Stored data entries
***

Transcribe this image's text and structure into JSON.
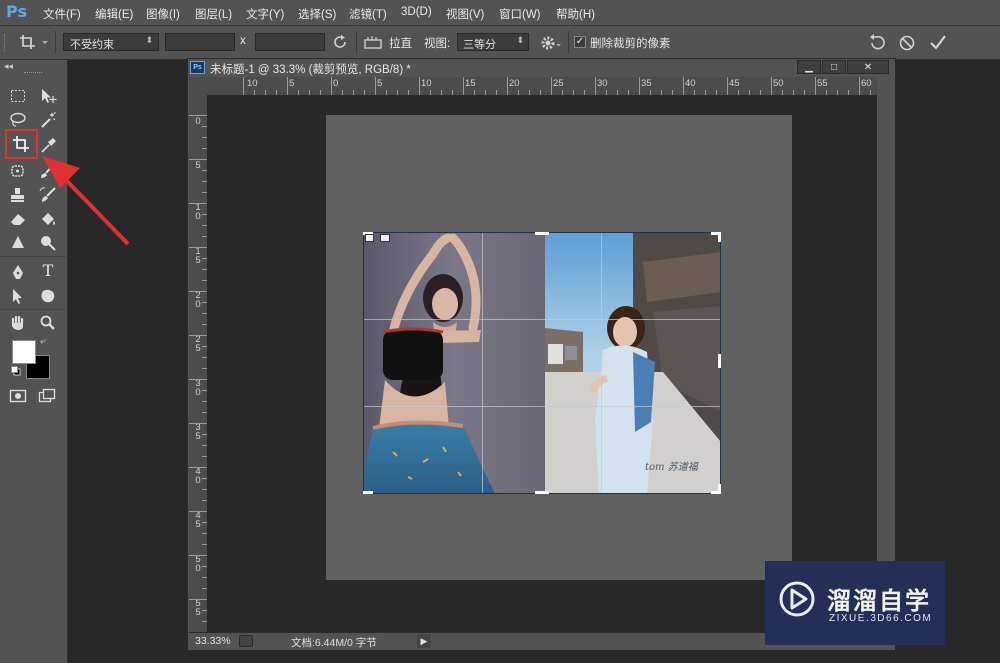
{
  "app": {
    "logo": "Ps"
  },
  "menu": [
    "文件(F)",
    "编辑(E)",
    "图像(I)",
    "图层(L)",
    "文字(Y)",
    "选择(S)",
    "滤镜(T)",
    "3D(D)",
    "视图(V)",
    "窗口(W)",
    "帮助(H)"
  ],
  "options": {
    "ratio_select": "不受约束",
    "x_sep": "x",
    "straighten_label": "拉直",
    "view_label": "视图:",
    "view_select": "三等分",
    "delete_cropped_label": "删除裁剪的像素",
    "delete_cropped_checked": true
  },
  "document": {
    "tab_title": "未标题-1 @ 33.3% (裁剪预览, RGB/8) *",
    "ruler_top": [
      "10",
      "5",
      "0",
      "5",
      "10",
      "15",
      "20",
      "25",
      "30",
      "35",
      "40",
      "45",
      "50",
      "55",
      "60"
    ],
    "ruler_left": [
      [
        "0"
      ],
      [
        "5"
      ],
      [
        "1",
        "0"
      ],
      [
        "1",
        "5"
      ],
      [
        "2",
        "0"
      ],
      [
        "2",
        "5"
      ],
      [
        "3",
        "0"
      ],
      [
        "3",
        "5"
      ],
      [
        "4",
        "0"
      ],
      [
        "4",
        "5"
      ],
      [
        "5",
        "0"
      ],
      [
        "5",
        "5"
      ]
    ],
    "photo_signature": "tom 苏道福"
  },
  "status": {
    "zoom": "33.33%",
    "doc_info": "文档:6.44M/0 字节"
  },
  "watermark": {
    "brand": "溜溜自学",
    "url": "ZIXUE.3D66.COM"
  },
  "colors": {
    "highlight": "#e03030",
    "accent_blue": "#5ea8e8",
    "watermark_bg": "#232f57"
  }
}
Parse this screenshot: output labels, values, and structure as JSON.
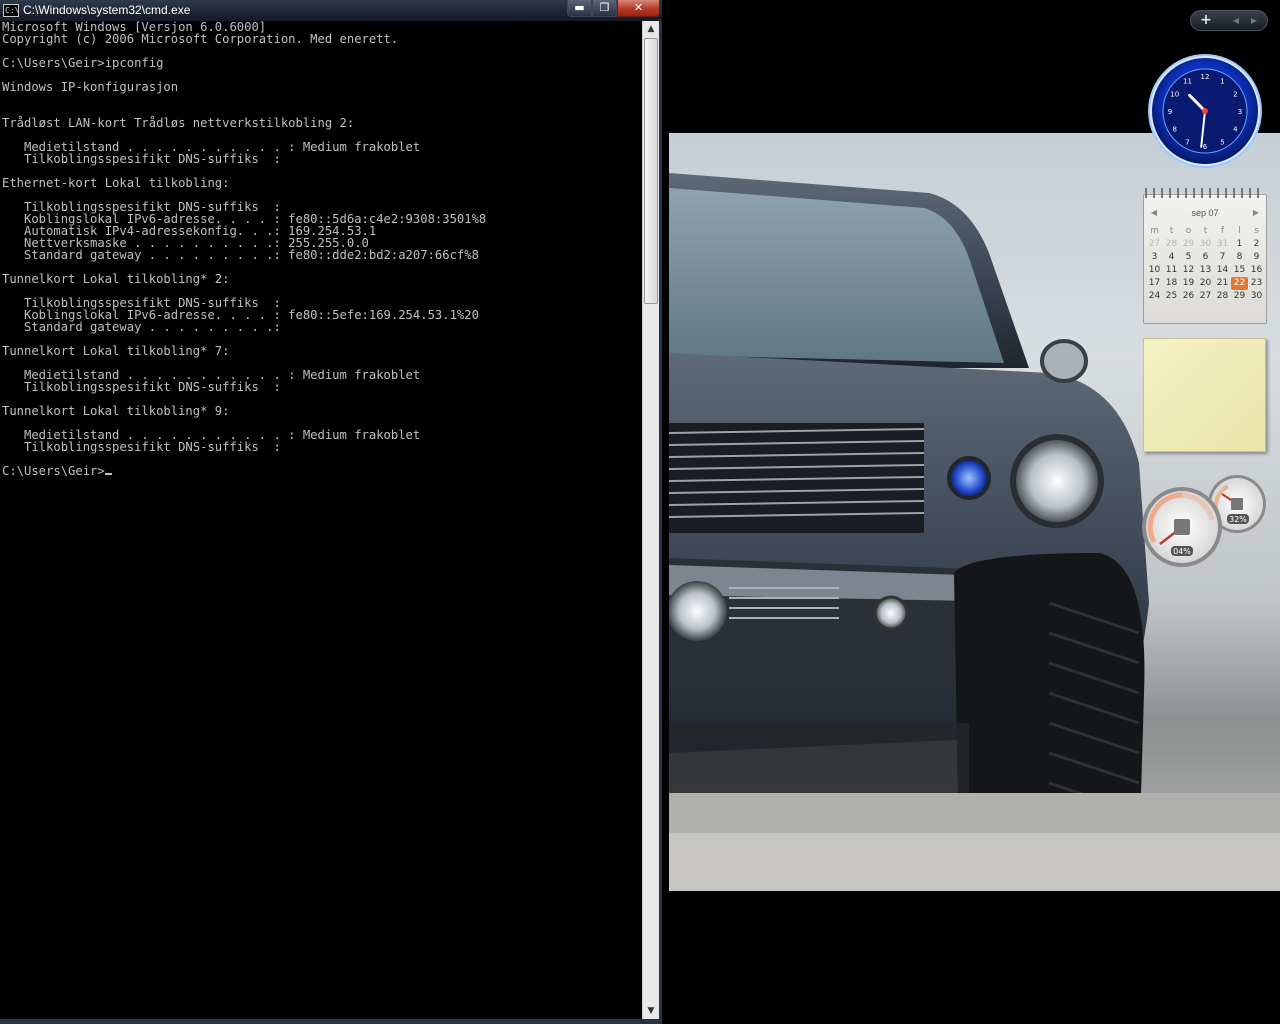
{
  "window": {
    "title": "C:\\Windows\\system32\\cmd.exe",
    "icon_text": "C:\\",
    "buttons": {
      "minimize": "▬",
      "maximize": "❐",
      "close": "✕"
    }
  },
  "console_lines": [
    "Microsoft Windows [Versjon 6.0.6000]",
    "Copyright (c) 2006 Microsoft Corporation. Med enerett.",
    "",
    "C:\\Users\\Geir>ipconfig",
    "",
    "Windows IP-konfigurasjon",
    "",
    "",
    "Trådløst LAN-kort Trådløs nettverkstilkobling 2:",
    "",
    "   Medietilstand . . . . . . . . . . . : Medium frakoblet",
    "   Tilkoblingsspesifikt DNS-suffiks  :",
    "",
    "Ethernet-kort Lokal tilkobling:",
    "",
    "   Tilkoblingsspesifikt DNS-suffiks  :",
    "   Koblingslokal IPv6-adresse. . . . : fe80::5d6a:c4e2:9308:3501%8",
    "   Automatisk IPv4-adressekonfig. . .: 169.254.53.1",
    "   Nettverksmaske . . . . . . . . . .: 255.255.0.0",
    "   Standard gateway . . . . . . . . .: fe80::dde2:bd2:a207:66cf%8",
    "",
    "Tunnelkort Lokal tilkobling* 2:",
    "",
    "   Tilkoblingsspesifikt DNS-suffiks  :",
    "   Koblingslokal IPv6-adresse. . . . : fe80::5efe:169.254.53.1%20",
    "   Standard gateway . . . . . . . . .:",
    "",
    "Tunnelkort Lokal tilkobling* 7:",
    "",
    "   Medietilstand . . . . . . . . . . . : Medium frakoblet",
    "   Tilkoblingsspesifikt DNS-suffiks  :",
    "",
    "Tunnelkort Lokal tilkobling* 9:",
    "",
    "   Medietilstand . . . . . . . . . . . : Medium frakoblet",
    "   Tilkoblingsspesifikt DNS-suffiks  :",
    ""
  ],
  "prompt": "C:\\Users\\Geir>",
  "scrollbar": {
    "up": "▲",
    "down": "▼"
  },
  "sidebar": {
    "controls": {
      "add": "+",
      "prev": "◀",
      "next": "▶"
    },
    "clock": {
      "numbers": [
        "12",
        "1",
        "2",
        "3",
        "4",
        "5",
        "6",
        "7",
        "8",
        "9",
        "10",
        "11"
      ],
      "hour": 10,
      "minute": 31
    },
    "calendar": {
      "month": "sep 07",
      "prev": "◀",
      "next": "▶",
      "weekdays": [
        "m",
        "t",
        "o",
        "t",
        "f",
        "l",
        "s"
      ],
      "weeks": [
        [
          {
            "d": "27",
            "o": true
          },
          {
            "d": "28",
            "o": true
          },
          {
            "d": "29",
            "o": true
          },
          {
            "d": "30",
            "o": true
          },
          {
            "d": "31",
            "o": true
          },
          {
            "d": "1"
          },
          {
            "d": "2"
          }
        ],
        [
          {
            "d": "3"
          },
          {
            "d": "4"
          },
          {
            "d": "5"
          },
          {
            "d": "6"
          },
          {
            "d": "7"
          },
          {
            "d": "8"
          },
          {
            "d": "9"
          }
        ],
        [
          {
            "d": "10"
          },
          {
            "d": "11"
          },
          {
            "d": "12"
          },
          {
            "d": "13"
          },
          {
            "d": "14"
          },
          {
            "d": "15"
          },
          {
            "d": "16"
          }
        ],
        [
          {
            "d": "17"
          },
          {
            "d": "18"
          },
          {
            "d": "19"
          },
          {
            "d": "20"
          },
          {
            "d": "21"
          },
          {
            "d": "22",
            "t": true
          },
          {
            "d": "23"
          }
        ],
        [
          {
            "d": "24"
          },
          {
            "d": "25"
          },
          {
            "d": "26"
          },
          {
            "d": "27"
          },
          {
            "d": "28"
          },
          {
            "d": "29"
          },
          {
            "d": "30"
          }
        ]
      ]
    },
    "meters": {
      "cpu": "04%",
      "memory": "32%"
    }
  }
}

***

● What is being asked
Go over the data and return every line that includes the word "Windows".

● Result for this exercise
    "title": "C:\\Windows\\system32\\cmd.exe",
    "Microsoft Windows [Versjon 6.0.6000]",
    "Windows IP-konfigurasjon",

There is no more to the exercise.